Pittsburgh, Penn.,-based singer-songwriter Brooke Annibale's third album, Silence Worth Breaking, is a revelation. A little bit of everything, the record easily slides into the realms of pop, rock, folk, Americana and soul, and all the while, the progression between songs is organic rather than schizophrenic.
This album is thought-provoking without being pompous, and it's one of those rare albums whose content lives up to its title.
Lyrically, Annibale dodges the stereotypical singer-songwriter landmine of focusing solely on romantic relationships, instead broadening her landscape to include songs that communicate hard truths, like accepting the past and learning to stand up for yourself.
She paints one hell of a beautiful picture of a relationship with the natural metaphors she employs in her first single, "Yours and Mine," and the gritty and groovy "Bullseye" makes you pause when she sings lines like, "We're throwing darts in the dark / Trying to hit the bullseye / But nobody knows / What it looks like."
At 23 years old, Annibale's lyrics display an uncommon wisdom, and her observations about life--be it hers or someone else's--are spot-on.

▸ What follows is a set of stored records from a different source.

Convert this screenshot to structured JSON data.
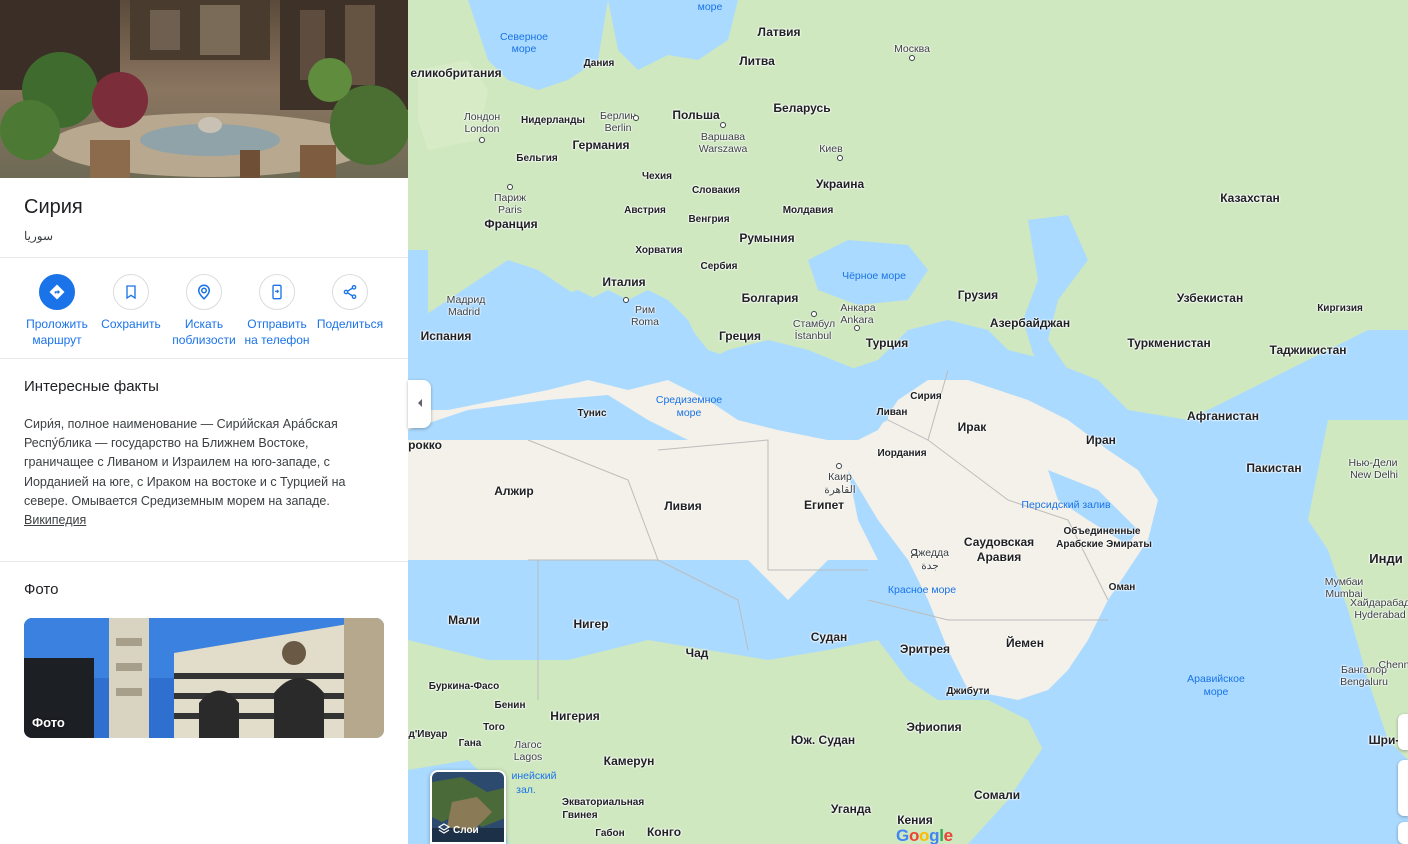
{
  "place": {
    "title": "Сирия",
    "subtitle": "سوريا"
  },
  "actions": [
    {
      "line1": "Проложить",
      "line2": "маршрут",
      "icon": "directions-icon"
    },
    {
      "line1": "Сохранить",
      "line2": "",
      "icon": "bookmark-icon"
    },
    {
      "line1": "Искать",
      "line2": "поблизости",
      "icon": "nearby-icon"
    },
    {
      "line1": "Отправить",
      "line2": "на телефон",
      "icon": "send-to-phone-icon"
    },
    {
      "line1": "Поделиться",
      "line2": "",
      "icon": "share-icon"
    }
  ],
  "facts": {
    "heading": "Интересные факты",
    "text": "Сири́я, полное наименование — Сири́йская Ара́бская Респу́блика — государство на Ближнем Востоке, граничащее с Ливаном и Израилем на юго-западе, с Иорданией на юге, с Ираком на востоке и с Турцией на севере. Омывается Средиземным морем на западе.",
    "link": "Википедия"
  },
  "photos": {
    "heading": "Фото",
    "card_label": "Фото"
  },
  "map": {
    "layers_label": "Слои",
    "logo": "Google",
    "countries": {
      "latvia": "Латвия",
      "lithuania": "Литва",
      "belarus": "Беларусь",
      "poland": "Польша",
      "germany": "Германия",
      "netherlands": "Нидерланды",
      "belgium": "Бельгия",
      "denmark": "Дания",
      "uk": "еликобритания",
      "france": "Франция",
      "spain": "Испания",
      "italy": "Италия",
      "czech": "Чехия",
      "slovakia": "Словакия",
      "austria": "Австрия",
      "hungary": "Венгрия",
      "moldova": "Молдавия",
      "ukraine": "Украина",
      "romania": "Румыния",
      "croatia": "Хорватия",
      "serbia": "Сербия",
      "bulgaria": "Болгария",
      "greece": "Греция",
      "turkey": "Турция",
      "georgia": "Грузия",
      "azerbaijan": "Азербайджан",
      "kazakhstan": "Казахстан",
      "uzbekistan": "Узбекистан",
      "kyrgyzstan": "Киргизия",
      "turkmenistan": "Туркменистан",
      "tajikistan": "Таджикистан",
      "afghanistan": "Афганистан",
      "pakistan": "Пакистан",
      "iran": "Иран",
      "iraq": "Ирак",
      "syria": "Сирия",
      "lebanon": "Ливан",
      "jordan": "Иордания",
      "saudi_line1": "Саудовская",
      "saudi_line2": "Аравия",
      "uae_line1": "Объединенные",
      "uae_line2": "Арабские Эмираты",
      "oman": "Оман",
      "yemen": "Йемен",
      "egypt": "Египет",
      "libya": "Ливия",
      "algeria": "Алжир",
      "tunisia": "Тунис",
      "morocco": "рокко",
      "mali": "Мали",
      "niger": "Нигер",
      "chad": "Чад",
      "sudan": "Судан",
      "eritrea": "Эритрея",
      "djibouti": "Джибути",
      "ethiopia": "Эфиопия",
      "south_sudan": "Юж. Судан",
      "nigeria": "Нигерия",
      "burkina": "Буркина-Фасо",
      "benin": "Бенин",
      "togo": "Того",
      "ghana": "Гана",
      "ivory": "д'Ивуар",
      "cameroon": "Камерун",
      "eq_guinea_line1": "Экваториальная",
      "eq_guinea_line2": "Гвинея",
      "gabon": "Габон",
      "congo": "Конго",
      "uganda": "Уганда",
      "kenya": "Кения",
      "somalia": "Сомали",
      "india": "Инди"
    },
    "cities": {
      "moscow": "Москва",
      "london1": "Лондон",
      "london2": "London",
      "berlin1": "Берлин",
      "berlin2": "Berlin",
      "warsaw1": "Варшава",
      "warsaw2": "Warszawa",
      "kyiv": "Киев",
      "paris1": "Париж",
      "paris2": "Paris",
      "madrid1": "Мадрид",
      "madrid2": "Madrid",
      "rome1": "Рим",
      "rome2": "Roma",
      "istanbul1": "Стамбул",
      "istanbul2": "İstanbul",
      "ankara1": "Анкара",
      "ankara2": "Ankara",
      "cairo1": "Каир",
      "cairo2": "القاهرة",
      "jeddah1": "Джедда",
      "jeddah2": "جدة",
      "delhi1": "Нью-Дели",
      "delhi2": "New Delhi",
      "mumbai1": "Мумбаи",
      "mumbai2": "Mumbai",
      "hyderabad1": "Хайдарабад",
      "hyderabad2": "Hyderabad",
      "bangalore1": "Бангалор",
      "bangalore2": "Bengaluru",
      "chennai": "Chenn",
      "lagos1": "Лагос",
      "lagos2": "Lagos",
      "sri": "Шри-"
    },
    "waters": {
      "north_sea_1": "Северное",
      "north_sea_2": "море",
      "baltic": "море",
      "black_sea": "Чёрное море",
      "med_1": "Средиземное",
      "med_2": "море",
      "persian_gulf": "Персидский залив",
      "red_sea": "Красное море",
      "arabian_1": "Аравийское",
      "arabian_2": "море",
      "guinea_1": "инейский",
      "guinea_2": "зал."
    }
  }
}
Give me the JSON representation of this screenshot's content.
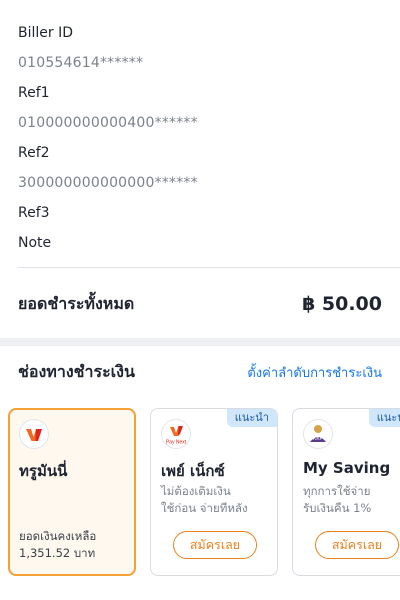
{
  "bill_details": {
    "biller_id_label": "Biller ID",
    "biller_id_value": "010554614******",
    "ref1_label": "Ref1",
    "ref1_value": "010000000000400******",
    "ref2_label": "Ref2",
    "ref2_value": "300000000000000******",
    "ref3_label": "Ref3",
    "note_label": "Note"
  },
  "total": {
    "label": "ยอดชำระทั้งหมด",
    "amount": "฿ 50.00"
  },
  "payment_channels": {
    "title": "ช่องทางชำระเงิน",
    "settings_link": "ตั้งค่าลำดับการชำระเงิน",
    "cards": [
      {
        "name": "ทรูมันนี่",
        "logo": "truemoney-logo",
        "selected": true,
        "balance_label": "ยอดเงินคงเหลือ",
        "balance_value": "1,351.52 บาท"
      },
      {
        "name": "เพย์ เน็กซ์",
        "logo": "pay-next-logo",
        "logo_text": "Pay Next",
        "badge": "แนะนำ",
        "desc_line1": "ไม่ต้องเติมเงิน",
        "desc_line2": "ใช้ก่อน จ่ายทีหลัง",
        "button": "สมัครเลย"
      },
      {
        "name": "My Saving",
        "logo": "kkp-logo",
        "logo_text": "KKP",
        "badge": "แนะนำ",
        "desc_line1": "ทุกการใช้จ่าย",
        "desc_line2": "รับเงินคืน 1%",
        "button": "สมัครเลย"
      }
    ]
  },
  "colors": {
    "accent_orange": "#f5a034",
    "link_blue": "#1677e8",
    "badge_bg": "#cfe6fb"
  }
}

Annibale not only wins points for insightful lyricism, but also for her subtle, yet attention-grabbing vocals. When she isn't channeling Natalie Merchant on the mid-tempo rocker, "The Way it Was," or walking into Brandi Carlile territory on the Americana-tinged, "I Believe," Annibale shines because of the smoky quality of her pipes. Songs like "Under Streetlights" are undeniably catchy, as much for their acoustic-ambient sound (this sucker will burrow into your mind and you won't want it to leave) as they are for Annibale's ability to stay within her range and still hit highs and lows when necessary. "Tryin'" is possibly the best song on the record, despite Annibale barely speaking above a whisper throughout the track. Her broken whispers juxtapose nicely with the powerful lyrical content.
The songs on Silence Worth Breaking are anything but empty, singer-songwriter musings. It's an album worth speaking up about.